This week, we were fortunate to catch up with Professor Kelly Chibale, Principal Investigator at the University of Cape Town, founder of Africa’s first drug discovery and development centre, H3D, and one of the speakers at our #ScienceAfrica UnConference this year. Professor Chibale spoke eloquently about his efforts to create novel medicines to combat the major diseases in Africa as well as his concerted advocacy for greater investment in hard scientific infrastructure.
1) Could you please tell us about the creation of H3D, Africa’s first drug discovery and development centre?
It is vital for African scientists to enhance the continent’s drug discovery capability to address its health needs, in particular, as well as those of the rest of the world. Prior to the establishment of H3D in Africa, there was limited expertise to discover modern medicines on the continent, and our scientists lacked capacity and competence in several key areas. As a result, the creation of H3D recognised the need to address the shortage of requisite pharmaceutical industry skills as well as poor access to enabling technology platforms and expertise in Africa. Furthermore, the centre was established to harness modern pharmaceutical industry skills and expertise in the drug discovery value chain. It integrates medicinal chemistry, biology, pharmacology as well as drug metabolism and pharmacokinetics studies.
H3D’s remit is to concentrate on the discovery of novel potential modern medicines to combat the major diseases in Africa. In addition, our objective is to equip a new generation of African scientists with the key modern pharmaceutical industry skills required to discover modern medicines. In so doing, H3D is bridging the gap between the laboratory and the patient in the clinic.
2) Last year, you led a team at H3D that discovered two anti-malarial compounds that have the potential to fight the malaria parasite at all three stages of its life cycle. Could you tell us more about this?
H3D led the research leading to the discoveries in partnership with Medicines for Malaria Venture (MMV) and with the collaboration of a team of international researchers.
The two anti-malarial compounds, MMV048 and UCT943, both target activity across the entire human malaria parasite life cycle. The most advanced compound is MMV048, which is in human clinical trials. This compound’s development marks the first time that an Africa-led drug development effort has taken a small molecule from high throughput screening through to human clinical trials, all through modern drug discovery techniques.

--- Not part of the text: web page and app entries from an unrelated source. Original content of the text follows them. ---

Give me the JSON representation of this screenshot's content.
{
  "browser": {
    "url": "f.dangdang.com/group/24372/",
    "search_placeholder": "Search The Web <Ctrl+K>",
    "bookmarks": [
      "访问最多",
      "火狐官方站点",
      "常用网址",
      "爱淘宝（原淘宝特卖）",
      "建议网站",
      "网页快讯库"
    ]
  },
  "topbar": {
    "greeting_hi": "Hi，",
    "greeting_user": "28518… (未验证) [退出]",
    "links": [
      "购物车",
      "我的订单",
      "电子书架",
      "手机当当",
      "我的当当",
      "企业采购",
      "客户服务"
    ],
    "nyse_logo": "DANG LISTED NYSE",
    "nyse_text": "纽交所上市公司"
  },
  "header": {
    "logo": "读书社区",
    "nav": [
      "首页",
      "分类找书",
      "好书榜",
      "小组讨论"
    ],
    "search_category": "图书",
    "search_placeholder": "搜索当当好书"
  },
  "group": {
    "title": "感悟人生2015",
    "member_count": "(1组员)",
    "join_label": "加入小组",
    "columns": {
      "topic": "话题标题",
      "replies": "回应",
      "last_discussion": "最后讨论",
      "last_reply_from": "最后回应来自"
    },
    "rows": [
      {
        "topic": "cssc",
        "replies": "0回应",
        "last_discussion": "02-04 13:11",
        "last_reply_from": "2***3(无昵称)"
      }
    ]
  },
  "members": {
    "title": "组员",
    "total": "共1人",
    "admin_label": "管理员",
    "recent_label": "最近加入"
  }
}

Our paper for the prestigious journal, Science Translational Medicine, describes the discovery and profiling of MMV048. The compound is effective against resistant strains of the malaria parasite, and across the entire parasite lifecycle, with the potential to cure and protect in a single dose. In addition, MMV048 is able to block all life cycle stages of the malaria parasite, offer protection against infection as well as potentially block transmission of the parasite from person to person via the mosquito. All of these qualities suggest that this compound could contribute to the eradication of malaria.
In 2014, MMV048 became the first new antimalarial medicine to enter phase I human studies in Africa. Today, this compound is now entering phase IIA human trials also on the continent.
3) At our #ScienceAfrica UnConference, you called for greater investment in high-quality R&D infrastructure on the continent. What infrastructure is particularly needed?
Priority R&D infrastructure that is required can vary from country to country, but at least includes functional modern research laboratories, serviceable equipment, and the provision of basic services such as IT/internet, electricity and water. Furthermore, our scientists require a supportive enabling research environment that provides assistance with operations as well as research project and financial management.
4) What is your advice for young Africans who are hoping to pursue a career in the sciences?
First, I would encourage young Africans to take ownership, as you need to advocate to ensure that skills and infrastructure are built within your environments. Similarly, I would encourage aspiring scientists to lobby for increased investment in infrastructure when they are presenting successful scientific endeavours. I would also urge them to develop strong and varied networks and maintain them over the course of their careers. In addition, they should feel empowered to create a movement to change the cultures in their organisations, as well as using their minds, ideas and environment to meet human needs.
5) What is your hope for science in Africa in 2018?
I hope that we can focus on proactively seeking out and nurturing existing pockets of excellence in Africa, such as H3D, that are both scientifically outstanding and entrepreneurial.